> Directions for this task
Give the number of lines in this listing that contain "active", with no other words.

> Input data
*-*-*
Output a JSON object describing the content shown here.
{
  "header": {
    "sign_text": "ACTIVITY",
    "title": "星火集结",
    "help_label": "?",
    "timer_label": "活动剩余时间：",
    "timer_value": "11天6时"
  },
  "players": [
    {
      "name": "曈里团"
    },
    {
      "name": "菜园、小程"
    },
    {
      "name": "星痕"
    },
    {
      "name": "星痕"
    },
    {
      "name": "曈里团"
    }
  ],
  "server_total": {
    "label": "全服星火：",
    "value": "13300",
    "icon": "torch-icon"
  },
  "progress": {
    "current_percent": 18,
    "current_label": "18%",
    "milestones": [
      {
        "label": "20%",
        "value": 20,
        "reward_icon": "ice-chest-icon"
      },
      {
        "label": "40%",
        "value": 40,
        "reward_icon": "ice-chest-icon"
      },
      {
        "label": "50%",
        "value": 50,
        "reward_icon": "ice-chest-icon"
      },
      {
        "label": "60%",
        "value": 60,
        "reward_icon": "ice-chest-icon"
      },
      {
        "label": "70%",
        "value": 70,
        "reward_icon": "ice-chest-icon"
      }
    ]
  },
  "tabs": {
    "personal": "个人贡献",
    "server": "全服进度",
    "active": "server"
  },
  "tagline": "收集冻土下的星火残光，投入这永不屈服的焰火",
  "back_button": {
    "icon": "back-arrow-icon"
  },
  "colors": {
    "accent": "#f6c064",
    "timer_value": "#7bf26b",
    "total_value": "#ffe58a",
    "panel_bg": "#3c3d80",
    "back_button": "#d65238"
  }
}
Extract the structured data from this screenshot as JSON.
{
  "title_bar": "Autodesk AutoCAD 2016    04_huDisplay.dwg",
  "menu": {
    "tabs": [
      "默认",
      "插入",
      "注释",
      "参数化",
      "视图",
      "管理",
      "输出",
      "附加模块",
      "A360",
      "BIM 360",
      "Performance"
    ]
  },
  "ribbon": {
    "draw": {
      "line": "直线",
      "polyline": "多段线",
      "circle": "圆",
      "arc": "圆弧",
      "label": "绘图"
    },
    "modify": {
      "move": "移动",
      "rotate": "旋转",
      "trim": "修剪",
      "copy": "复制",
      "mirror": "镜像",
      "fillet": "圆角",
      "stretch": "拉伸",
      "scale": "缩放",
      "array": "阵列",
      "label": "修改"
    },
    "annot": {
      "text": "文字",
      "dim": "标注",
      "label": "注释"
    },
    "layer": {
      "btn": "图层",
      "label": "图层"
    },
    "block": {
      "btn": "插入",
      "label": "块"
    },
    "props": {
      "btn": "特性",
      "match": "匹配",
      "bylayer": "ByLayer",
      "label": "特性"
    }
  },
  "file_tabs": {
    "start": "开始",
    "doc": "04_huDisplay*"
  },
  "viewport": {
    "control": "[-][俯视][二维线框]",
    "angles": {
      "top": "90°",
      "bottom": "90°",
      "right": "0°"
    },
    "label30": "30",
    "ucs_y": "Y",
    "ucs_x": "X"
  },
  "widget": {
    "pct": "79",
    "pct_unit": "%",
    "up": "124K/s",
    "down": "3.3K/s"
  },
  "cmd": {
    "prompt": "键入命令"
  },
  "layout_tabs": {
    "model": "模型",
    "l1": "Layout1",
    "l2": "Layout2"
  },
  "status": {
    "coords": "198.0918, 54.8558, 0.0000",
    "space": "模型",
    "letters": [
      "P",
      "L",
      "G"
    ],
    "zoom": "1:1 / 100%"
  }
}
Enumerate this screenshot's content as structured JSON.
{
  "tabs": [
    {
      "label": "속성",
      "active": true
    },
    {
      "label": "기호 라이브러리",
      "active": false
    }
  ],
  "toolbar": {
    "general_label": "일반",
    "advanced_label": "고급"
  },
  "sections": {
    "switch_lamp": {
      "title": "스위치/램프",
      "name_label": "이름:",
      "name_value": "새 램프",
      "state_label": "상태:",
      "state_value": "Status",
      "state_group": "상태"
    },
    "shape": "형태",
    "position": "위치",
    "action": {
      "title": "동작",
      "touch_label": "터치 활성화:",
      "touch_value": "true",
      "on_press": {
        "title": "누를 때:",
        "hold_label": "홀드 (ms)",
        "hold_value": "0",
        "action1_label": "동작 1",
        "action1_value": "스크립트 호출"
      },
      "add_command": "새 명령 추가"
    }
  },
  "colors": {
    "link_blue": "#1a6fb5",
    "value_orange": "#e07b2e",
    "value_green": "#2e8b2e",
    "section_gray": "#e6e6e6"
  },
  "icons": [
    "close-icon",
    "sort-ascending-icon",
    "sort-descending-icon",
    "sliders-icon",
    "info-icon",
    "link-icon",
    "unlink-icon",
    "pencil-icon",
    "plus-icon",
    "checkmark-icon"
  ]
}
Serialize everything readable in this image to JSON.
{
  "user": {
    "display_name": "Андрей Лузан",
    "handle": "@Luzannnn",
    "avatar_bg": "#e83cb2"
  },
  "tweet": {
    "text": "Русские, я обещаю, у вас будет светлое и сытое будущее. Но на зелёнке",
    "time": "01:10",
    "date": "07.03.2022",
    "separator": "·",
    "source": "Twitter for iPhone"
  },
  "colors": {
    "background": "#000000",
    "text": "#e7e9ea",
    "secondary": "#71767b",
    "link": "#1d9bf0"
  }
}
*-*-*
> Result
3